%%

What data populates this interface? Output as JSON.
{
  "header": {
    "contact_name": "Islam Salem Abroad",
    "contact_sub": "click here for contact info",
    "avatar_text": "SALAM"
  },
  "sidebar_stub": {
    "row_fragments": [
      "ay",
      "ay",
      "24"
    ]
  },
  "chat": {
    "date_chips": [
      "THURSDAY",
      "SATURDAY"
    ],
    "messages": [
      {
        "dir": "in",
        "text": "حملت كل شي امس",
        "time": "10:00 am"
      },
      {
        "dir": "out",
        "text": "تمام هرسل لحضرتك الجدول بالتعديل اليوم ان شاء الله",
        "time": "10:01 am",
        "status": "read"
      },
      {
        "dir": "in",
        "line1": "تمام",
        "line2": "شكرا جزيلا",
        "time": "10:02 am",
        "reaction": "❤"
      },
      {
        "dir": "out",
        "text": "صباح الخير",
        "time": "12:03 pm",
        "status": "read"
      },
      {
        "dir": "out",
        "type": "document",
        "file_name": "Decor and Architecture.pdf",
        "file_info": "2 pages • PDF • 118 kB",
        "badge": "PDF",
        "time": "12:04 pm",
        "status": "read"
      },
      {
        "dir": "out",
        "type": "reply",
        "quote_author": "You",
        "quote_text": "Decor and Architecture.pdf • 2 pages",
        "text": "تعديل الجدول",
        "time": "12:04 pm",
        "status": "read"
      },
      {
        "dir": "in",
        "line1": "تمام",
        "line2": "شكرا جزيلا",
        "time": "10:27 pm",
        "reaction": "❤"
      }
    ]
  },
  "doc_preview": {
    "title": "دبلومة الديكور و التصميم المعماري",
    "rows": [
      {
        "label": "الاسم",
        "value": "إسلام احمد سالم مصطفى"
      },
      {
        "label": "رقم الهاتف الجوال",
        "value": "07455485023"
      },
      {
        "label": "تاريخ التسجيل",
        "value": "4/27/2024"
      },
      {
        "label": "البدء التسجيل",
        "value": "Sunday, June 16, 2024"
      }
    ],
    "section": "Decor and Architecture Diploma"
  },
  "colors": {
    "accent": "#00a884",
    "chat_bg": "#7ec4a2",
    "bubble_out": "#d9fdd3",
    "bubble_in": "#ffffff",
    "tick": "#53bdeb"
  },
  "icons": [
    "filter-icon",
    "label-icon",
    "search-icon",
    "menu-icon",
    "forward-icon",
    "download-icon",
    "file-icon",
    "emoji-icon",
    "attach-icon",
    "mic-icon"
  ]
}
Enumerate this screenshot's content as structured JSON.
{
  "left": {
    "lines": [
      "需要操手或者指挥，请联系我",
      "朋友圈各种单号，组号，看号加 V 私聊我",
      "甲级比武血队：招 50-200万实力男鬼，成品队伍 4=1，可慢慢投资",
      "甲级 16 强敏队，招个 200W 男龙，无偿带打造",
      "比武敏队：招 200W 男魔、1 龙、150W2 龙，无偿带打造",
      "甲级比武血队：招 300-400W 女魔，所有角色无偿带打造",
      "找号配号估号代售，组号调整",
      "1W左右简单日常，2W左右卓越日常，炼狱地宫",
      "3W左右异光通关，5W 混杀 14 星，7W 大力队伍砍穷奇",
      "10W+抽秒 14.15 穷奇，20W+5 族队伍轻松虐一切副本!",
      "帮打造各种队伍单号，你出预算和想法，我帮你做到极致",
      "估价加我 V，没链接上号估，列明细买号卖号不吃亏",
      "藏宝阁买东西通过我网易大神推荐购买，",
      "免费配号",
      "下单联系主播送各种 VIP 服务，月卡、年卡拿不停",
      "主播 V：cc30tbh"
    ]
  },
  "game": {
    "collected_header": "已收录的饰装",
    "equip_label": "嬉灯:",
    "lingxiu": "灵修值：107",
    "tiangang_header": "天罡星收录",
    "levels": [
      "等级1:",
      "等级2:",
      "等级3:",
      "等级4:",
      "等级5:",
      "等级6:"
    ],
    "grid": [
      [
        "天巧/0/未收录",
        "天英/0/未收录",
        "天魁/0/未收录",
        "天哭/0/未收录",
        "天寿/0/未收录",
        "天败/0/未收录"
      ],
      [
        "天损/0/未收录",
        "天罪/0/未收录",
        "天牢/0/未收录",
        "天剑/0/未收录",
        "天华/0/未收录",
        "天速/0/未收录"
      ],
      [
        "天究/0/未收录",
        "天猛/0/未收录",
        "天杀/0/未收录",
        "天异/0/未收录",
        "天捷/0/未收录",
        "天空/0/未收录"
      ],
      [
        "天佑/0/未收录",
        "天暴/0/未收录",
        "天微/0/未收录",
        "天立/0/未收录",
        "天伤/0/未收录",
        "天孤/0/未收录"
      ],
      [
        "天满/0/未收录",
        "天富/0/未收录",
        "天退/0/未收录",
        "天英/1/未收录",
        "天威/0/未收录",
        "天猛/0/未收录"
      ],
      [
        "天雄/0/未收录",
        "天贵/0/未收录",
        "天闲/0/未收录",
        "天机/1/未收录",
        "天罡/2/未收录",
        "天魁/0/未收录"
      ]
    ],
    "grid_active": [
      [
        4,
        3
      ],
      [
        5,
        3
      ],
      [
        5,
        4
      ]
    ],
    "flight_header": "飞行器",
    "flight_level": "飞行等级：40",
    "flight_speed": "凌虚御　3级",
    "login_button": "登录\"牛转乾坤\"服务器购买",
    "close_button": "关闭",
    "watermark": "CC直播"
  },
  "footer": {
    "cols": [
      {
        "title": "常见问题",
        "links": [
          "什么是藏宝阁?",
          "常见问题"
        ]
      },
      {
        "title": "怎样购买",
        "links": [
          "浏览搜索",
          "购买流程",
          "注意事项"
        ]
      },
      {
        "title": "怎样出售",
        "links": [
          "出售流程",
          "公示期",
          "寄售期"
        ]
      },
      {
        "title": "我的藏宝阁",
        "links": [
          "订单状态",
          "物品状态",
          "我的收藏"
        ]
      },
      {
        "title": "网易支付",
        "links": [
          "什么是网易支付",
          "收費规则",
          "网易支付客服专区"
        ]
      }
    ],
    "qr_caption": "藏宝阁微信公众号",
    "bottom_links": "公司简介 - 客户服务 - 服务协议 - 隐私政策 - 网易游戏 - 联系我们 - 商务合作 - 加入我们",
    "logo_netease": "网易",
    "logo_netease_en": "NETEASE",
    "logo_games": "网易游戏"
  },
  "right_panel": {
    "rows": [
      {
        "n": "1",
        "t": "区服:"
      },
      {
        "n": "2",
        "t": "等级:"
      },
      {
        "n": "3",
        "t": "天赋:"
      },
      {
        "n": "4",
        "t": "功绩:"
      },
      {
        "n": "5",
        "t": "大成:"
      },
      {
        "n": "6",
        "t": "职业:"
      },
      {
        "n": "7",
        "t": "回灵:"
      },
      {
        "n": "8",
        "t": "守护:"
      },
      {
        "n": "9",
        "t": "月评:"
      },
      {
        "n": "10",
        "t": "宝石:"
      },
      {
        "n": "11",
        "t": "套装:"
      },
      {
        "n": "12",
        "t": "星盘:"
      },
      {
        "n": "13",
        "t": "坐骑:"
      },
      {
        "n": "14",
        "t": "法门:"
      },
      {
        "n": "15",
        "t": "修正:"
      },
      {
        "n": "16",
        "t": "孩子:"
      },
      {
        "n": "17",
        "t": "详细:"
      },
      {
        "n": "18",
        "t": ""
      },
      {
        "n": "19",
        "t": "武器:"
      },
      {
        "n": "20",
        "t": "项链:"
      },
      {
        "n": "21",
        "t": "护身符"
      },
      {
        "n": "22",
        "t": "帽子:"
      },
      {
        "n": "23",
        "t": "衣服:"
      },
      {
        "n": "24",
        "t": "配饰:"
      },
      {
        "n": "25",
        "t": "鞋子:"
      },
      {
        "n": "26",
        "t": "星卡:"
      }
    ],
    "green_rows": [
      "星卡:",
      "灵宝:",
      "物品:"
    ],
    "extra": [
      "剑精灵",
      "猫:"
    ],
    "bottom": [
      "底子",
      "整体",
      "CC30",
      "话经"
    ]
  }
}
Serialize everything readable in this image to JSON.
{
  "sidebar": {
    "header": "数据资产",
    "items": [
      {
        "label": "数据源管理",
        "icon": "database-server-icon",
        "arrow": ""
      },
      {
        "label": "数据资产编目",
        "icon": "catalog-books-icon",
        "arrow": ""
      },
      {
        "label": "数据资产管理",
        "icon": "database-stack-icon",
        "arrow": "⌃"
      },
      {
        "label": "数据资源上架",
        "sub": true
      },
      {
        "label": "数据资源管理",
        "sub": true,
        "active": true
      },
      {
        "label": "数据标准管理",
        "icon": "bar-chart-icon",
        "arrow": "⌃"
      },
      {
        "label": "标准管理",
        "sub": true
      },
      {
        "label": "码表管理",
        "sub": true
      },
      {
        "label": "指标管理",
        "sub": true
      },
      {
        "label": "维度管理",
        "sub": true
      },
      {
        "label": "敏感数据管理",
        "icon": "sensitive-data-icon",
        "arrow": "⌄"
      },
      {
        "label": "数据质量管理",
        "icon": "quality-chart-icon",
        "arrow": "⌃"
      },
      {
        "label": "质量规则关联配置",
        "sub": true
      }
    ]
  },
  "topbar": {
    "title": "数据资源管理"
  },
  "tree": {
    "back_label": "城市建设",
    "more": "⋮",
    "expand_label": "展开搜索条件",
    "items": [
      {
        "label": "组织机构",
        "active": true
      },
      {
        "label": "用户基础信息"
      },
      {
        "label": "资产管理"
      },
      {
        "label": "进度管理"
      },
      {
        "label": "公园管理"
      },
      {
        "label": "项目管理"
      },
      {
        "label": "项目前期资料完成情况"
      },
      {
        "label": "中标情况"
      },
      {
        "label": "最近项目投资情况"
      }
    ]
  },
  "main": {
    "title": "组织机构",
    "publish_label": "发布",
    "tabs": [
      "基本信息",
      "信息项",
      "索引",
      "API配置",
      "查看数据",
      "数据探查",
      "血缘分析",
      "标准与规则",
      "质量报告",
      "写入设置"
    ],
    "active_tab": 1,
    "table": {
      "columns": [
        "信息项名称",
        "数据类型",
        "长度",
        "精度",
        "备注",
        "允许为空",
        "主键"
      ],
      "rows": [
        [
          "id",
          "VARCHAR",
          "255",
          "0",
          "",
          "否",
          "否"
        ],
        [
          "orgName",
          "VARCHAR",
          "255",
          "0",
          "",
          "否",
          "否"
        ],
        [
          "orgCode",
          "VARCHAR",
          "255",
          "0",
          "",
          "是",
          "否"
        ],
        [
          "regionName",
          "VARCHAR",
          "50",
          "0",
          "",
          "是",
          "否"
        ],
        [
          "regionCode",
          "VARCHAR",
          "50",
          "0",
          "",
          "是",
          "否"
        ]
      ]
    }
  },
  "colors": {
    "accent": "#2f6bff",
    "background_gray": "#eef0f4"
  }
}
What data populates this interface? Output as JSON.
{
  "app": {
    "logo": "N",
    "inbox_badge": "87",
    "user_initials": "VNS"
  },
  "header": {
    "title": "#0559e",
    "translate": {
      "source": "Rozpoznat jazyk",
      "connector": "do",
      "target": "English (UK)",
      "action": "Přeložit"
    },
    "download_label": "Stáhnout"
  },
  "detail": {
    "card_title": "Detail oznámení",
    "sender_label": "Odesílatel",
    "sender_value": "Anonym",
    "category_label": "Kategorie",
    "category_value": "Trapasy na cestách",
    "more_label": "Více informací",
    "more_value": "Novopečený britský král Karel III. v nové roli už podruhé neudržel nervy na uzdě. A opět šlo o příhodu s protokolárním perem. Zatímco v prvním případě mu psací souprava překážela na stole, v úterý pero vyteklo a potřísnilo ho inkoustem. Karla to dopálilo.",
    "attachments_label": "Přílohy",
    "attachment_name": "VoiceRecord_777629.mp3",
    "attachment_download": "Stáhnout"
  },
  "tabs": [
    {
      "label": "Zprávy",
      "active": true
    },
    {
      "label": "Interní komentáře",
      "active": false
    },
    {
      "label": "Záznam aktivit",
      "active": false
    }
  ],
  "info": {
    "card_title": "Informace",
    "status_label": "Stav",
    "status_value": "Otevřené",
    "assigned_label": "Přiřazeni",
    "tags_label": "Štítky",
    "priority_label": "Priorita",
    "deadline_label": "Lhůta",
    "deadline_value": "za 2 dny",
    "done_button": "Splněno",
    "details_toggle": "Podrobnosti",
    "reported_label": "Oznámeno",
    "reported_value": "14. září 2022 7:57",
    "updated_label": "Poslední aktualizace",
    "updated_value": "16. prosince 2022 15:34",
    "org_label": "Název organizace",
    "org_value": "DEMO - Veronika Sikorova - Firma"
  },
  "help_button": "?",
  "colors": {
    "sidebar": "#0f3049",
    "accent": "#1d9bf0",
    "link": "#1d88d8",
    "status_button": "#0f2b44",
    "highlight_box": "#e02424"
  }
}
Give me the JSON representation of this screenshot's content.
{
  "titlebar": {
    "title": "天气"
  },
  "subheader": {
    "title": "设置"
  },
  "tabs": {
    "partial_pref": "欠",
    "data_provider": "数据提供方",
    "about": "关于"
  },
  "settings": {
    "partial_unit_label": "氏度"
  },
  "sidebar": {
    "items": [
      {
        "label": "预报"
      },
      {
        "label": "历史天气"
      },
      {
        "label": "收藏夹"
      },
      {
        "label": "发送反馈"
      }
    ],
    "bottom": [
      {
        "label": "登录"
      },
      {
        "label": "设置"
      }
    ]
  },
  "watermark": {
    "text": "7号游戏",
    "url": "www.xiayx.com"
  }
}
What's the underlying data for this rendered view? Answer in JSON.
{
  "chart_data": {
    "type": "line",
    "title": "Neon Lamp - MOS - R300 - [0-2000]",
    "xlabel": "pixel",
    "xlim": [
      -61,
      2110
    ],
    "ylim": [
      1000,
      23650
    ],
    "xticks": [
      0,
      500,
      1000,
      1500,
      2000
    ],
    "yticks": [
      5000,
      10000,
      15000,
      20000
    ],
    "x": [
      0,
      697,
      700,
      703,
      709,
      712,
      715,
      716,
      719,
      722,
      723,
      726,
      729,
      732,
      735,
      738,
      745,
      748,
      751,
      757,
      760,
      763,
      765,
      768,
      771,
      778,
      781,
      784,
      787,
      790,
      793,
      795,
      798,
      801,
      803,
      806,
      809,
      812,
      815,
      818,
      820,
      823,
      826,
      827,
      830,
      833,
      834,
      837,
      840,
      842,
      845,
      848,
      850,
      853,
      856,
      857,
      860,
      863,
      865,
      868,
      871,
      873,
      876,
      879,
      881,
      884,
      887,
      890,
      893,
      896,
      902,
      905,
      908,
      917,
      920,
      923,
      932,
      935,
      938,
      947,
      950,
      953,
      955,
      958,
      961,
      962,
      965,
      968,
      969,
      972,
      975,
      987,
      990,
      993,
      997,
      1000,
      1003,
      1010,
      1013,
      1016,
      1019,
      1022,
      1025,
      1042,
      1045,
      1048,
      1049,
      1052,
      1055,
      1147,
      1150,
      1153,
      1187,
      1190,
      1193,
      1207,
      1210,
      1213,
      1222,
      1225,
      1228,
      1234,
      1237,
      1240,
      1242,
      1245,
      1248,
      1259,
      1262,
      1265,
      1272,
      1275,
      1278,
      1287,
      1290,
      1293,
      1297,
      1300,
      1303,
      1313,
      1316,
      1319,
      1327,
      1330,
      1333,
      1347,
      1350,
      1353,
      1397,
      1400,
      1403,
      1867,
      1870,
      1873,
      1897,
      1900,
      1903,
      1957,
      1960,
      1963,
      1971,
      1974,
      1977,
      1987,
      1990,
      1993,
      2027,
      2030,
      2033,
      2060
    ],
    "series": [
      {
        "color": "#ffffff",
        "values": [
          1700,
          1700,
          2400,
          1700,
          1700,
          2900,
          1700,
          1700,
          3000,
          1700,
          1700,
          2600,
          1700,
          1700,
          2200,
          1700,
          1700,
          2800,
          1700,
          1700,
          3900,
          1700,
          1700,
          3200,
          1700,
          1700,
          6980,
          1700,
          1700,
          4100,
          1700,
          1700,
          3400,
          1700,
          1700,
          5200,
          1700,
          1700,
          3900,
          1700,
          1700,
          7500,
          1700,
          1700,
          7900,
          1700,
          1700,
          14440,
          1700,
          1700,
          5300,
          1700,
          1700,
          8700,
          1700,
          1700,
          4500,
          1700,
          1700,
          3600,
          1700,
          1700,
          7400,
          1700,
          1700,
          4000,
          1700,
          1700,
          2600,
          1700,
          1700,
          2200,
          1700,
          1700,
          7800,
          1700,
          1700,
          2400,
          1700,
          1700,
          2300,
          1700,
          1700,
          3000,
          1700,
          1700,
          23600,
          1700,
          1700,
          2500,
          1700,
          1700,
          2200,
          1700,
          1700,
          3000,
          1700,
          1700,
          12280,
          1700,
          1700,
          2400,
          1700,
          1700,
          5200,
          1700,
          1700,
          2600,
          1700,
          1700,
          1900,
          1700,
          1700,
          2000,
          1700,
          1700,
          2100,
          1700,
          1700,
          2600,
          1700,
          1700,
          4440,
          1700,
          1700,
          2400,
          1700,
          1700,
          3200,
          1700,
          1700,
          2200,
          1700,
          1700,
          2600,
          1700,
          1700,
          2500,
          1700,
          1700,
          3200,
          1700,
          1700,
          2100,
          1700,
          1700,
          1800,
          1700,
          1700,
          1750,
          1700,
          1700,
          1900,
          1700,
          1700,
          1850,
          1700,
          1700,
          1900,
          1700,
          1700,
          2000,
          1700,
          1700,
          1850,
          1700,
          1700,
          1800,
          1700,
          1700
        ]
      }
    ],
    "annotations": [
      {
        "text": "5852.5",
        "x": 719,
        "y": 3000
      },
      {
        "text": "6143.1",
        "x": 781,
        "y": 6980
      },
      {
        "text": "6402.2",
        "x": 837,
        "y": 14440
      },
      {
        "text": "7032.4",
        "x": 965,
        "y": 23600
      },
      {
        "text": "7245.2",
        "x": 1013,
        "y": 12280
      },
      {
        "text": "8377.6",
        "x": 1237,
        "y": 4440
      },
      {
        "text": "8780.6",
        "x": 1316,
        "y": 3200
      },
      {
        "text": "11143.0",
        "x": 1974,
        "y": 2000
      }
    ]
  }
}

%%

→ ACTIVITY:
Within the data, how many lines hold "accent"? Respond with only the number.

→ OUTPUT BELOW:
3